This is a time of Hollywood reboots, reimaginings and regurgitations in which the prevalent attitude seems to be if it worked once, it can work again. There’s also the other dynamic that has fallen into place in which it’s been deemed necessary to drastically alter a concept from its original incarnation and present it to the modern audience in a very different way.
For instance, 21 Jump Street went from being a cop drama to a full-blown comedy; the ‘60s sitcom The Munsters is being turned into a horror drama on NBC; The CW’s reboot of the Linda Hamilton/Ron Perlman Beauty and the Beast isn’t going to actually have a beast in it, but, instead, a U.S. soldier on whom an experiment has gone terribly wrong; and now there is the eighth Tim Burton/Johnny Depp collaboration, Dark Shadows.
Normally in a review it would be appropriate to set up a background of the premise, but on this particular site that doesn’t seem necessary.
Both Burton and Depp have professed their childhood love for the original Dark Shadows, offering up the classic line, “I used to run home from school every day to watch it,” repeating the mantra of so many veteran fans. They’ve also said that this movie has been inspired by their memories and their overall love for the show…. Now I have been a DS fan since 1968, having caught the show by accident back then and never quite recovering from the experience. But if anyone was to come to me and try to get me to share my memories or impressions of the show, it would never be anywhere close to what is being presented in theatres beginning on May 11th.
Some of the essential ingredients are certainly there – Barnabas’ love for Josette Du Pres and her reincarnation in the present, the curse of vampirism placed upon him by the scorned witch Angelique, the odd Collins family, Collinwood (which looks stunning, thanks to production designer Rick Heinrichs and his collaboration with Burton), Dr. Julia Hoffman, David Collins and his late mother (who isn’t a Phoenix as she was on the old show, but is definitely supernatural in nature), etc. – but it’s all presented in such a bizarre way. Not bizarre as in typically Burtonesque, just…. strange.
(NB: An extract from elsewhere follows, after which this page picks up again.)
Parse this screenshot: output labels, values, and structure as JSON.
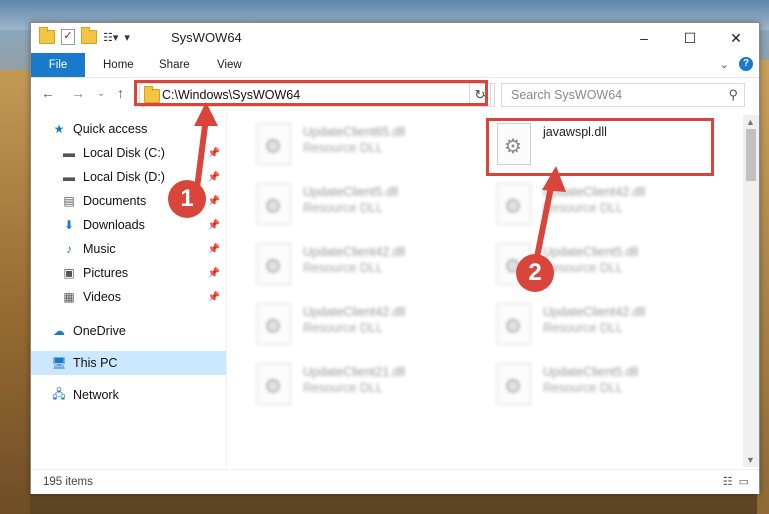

As promised by the filmmakers, things start off seriously enough in the past, but once Barnabas is freed from his coffin, the “humor” of him adjusting to the world of 1972 kicks into play. The idea of playing that humor is fine – one element never really explored in any depth in the past was Barnabas’ fish out of water situation, but, unfortunately, many of his observations here simply aren’t that funny. And then any time the film does seem to connect with anything in a remotely serious manner, something truly inane happens to take the audience out of that moment. Which is so incredibly frustrating, because when you look at the central plot – the battle between Barnabas and Angelique and the preservation of the Collins family – there was definitely a strong enough concept there, but it’s all marred by the determination to camp up virtually every situation.
While Johnny Depp does an interesting job portraying Barnabas, frequently suggesting some of the essence brought to the role by the late Jonathan Frid (who is on screen with his fellow co-stars from the original series for what amounts to about two seconds), too often Burton has the audience laughing at the character rather than with him. This Barnabas, trying to find a comfortable place to sleep, does so in a closet, a cardboard box, upside down against a curtain, etc. And when he inadvertently steps into a shaft of sunlight, he’s the last one to notice that he’s on fire, which is apparently okay since someone is conveniently nearby with a bucket of water to douse him. In his battle with Angelique, at one point she projectile vomits what looks like a stream of pea soup circa The Exorcist, which he manages to elude. But then she does it again and he ends up completely covered in the substance, looking like someone who’s been slimed at the Nickelodeon Kids’ Choice Awards.
And wait until you get to the ending. Things play out in such a way – with so many random elements thrown into the fray – that you’re left with the feeling that rather than attempting to preserve any sort of memory of Dark Shadows or paving the way for future generations to enjoy the concept, there was a hidden agenda in place to ensure the polar opposite.
The cast of this movie is fine – all playing things a little eccentrically, but effectively. And, as noted earlier, the core concept works, but for anyone who thinks the problem with Dark Shadows stems from the challenge of taking five years worth of a soap opera and distilling it to a feature film, they couldn’t be more wrong. According to screenwriter Seth Grahame-Smith, the earliest stages of this film had a “much darker” screenplay by John August, but then the decision was made to lighten it up and August’s script was discarded. As a result, the problem with this film stems from the overall vision of Burton, Grahame-Smith and Johnny Depp, which was clouded at best, callous and cynical at worst.
As the credits begin to roll, you’re left asking yourself one question: what the hell were they thinking? At film’s end, Michelle Pfeiffer as Elizabeth Collins-Stoddard professes that the Collins family will endure… Uh, no they won’t. At least not this particular branch.